West Australian of the Year 2016 Anne Carey says she felt “less stressed” working with ebola patients overseas than as a nurse in the WA Health Department dealing with workplace bullying. In short, she says, treating ebola was better than the psychological trauma of workplace bullying. That is not small statement by any means.
She says workplace bullying grievance processes still fall, far short in health organisations around the nation.
Bullying is a destructive pattern of behaviours and it must be addressed in all workplaces. Turning a blind eye is not acceptable.
Ms Carey’s harrowing experience of bullying at Esperance Hospital and the ensuing demoralising grievance process has led her to champion ‘outing’ workplace bullying and behaviours that must be eradicated in the workplace.
Ms Carey has been colloquially referred to as a “medical warrior” for her selfless work in Sierra Leone during the Ebola virus outbreak which claimed more than 11,000 lives in West Africa since 2014.
“What I went through here and then getting over to Sierra Leone and helping with ebola I felt much safer and less stressed working with ebola than the WA Health Department,” she said from her Esperance home.
“It was so much easier to deal with (ebola) than what I’d just been through, which says a lot.”
Ms Carey said she was appalled by the “stifling culture of bullying and intimidation in the WA health sector” created by senior administration staff at the hospital where she started as a midwife in 2008 and later becoming a clinical nurse manager.
Ms Carey said she and other nursing staff were targeted by upper management after a coronial inquest in late 2013 into the 2011 death of an elderly patient, for which the coroner found no fault with any hospital staff.
It is telling to the insidious nature of workplace bullying that Ms Carey had no formal role in treating the patient.

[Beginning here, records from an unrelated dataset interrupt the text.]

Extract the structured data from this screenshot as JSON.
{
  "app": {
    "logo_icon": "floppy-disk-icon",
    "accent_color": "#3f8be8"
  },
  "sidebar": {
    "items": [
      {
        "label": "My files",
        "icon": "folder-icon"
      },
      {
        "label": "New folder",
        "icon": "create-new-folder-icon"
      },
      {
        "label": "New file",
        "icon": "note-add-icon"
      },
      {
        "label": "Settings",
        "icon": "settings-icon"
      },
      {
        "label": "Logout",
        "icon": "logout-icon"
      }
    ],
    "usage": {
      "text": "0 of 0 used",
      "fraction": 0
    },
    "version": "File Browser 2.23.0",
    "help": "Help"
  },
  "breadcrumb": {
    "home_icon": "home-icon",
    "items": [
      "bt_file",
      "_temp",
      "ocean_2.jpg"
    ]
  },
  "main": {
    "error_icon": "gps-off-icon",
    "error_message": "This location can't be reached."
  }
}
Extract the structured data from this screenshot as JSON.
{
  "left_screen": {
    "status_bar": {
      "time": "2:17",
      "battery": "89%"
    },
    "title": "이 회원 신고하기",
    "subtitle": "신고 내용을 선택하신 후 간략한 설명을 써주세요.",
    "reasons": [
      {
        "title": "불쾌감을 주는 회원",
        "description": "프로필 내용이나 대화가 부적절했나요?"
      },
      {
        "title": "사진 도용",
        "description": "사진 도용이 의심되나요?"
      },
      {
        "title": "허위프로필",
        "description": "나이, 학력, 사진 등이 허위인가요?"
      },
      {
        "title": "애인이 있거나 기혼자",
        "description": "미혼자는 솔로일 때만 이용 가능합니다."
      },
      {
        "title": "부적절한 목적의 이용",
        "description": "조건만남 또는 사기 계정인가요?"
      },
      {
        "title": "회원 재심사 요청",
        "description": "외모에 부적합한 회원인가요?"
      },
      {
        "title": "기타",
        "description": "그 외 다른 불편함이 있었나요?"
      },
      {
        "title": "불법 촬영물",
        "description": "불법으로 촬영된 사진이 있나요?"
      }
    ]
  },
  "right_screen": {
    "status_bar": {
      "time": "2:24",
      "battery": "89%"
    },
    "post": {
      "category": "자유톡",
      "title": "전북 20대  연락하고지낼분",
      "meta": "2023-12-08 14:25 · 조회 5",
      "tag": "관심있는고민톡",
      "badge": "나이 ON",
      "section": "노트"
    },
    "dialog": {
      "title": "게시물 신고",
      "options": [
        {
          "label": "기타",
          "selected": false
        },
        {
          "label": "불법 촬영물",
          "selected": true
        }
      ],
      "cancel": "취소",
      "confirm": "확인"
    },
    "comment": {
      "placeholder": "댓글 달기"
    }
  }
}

After months of trying to deal with bullying and the subsequent grievance process, Ms Carey took leave without pay in October 2014 and volunteered with the Red Cross in Sierra Leone during the ebola outbreak.
She resigned in February last year while still in Sierra Leone, “giving up” on ever getting an apology and assurances that her career with WA Health wouldn’t be marred by her grievance. An external report into her grievance, which Ms Carey later obtained through Freedom of Information, showed that “Ms Carey’s grievance was found to have substance”.
It took me getting information through the Freedom of Information Act to personally get some closure. That is not acceptable.
She said she had been belittled, shut-out of decision making, her authority undermined, and physically intimidated.
“My case is over and done and that’s fine,” she said.
“I think it’s time I and others step up and not be kept down by fear or bullies. My motto is ‘Courage to be kind’.”
Anne Carey will speak on Bullying in the Health System – An Epidemic. She will be followed by a panel of workplace experts discussing bullying in the health system and how cyber harassment and cyber trolling is making the situation worse.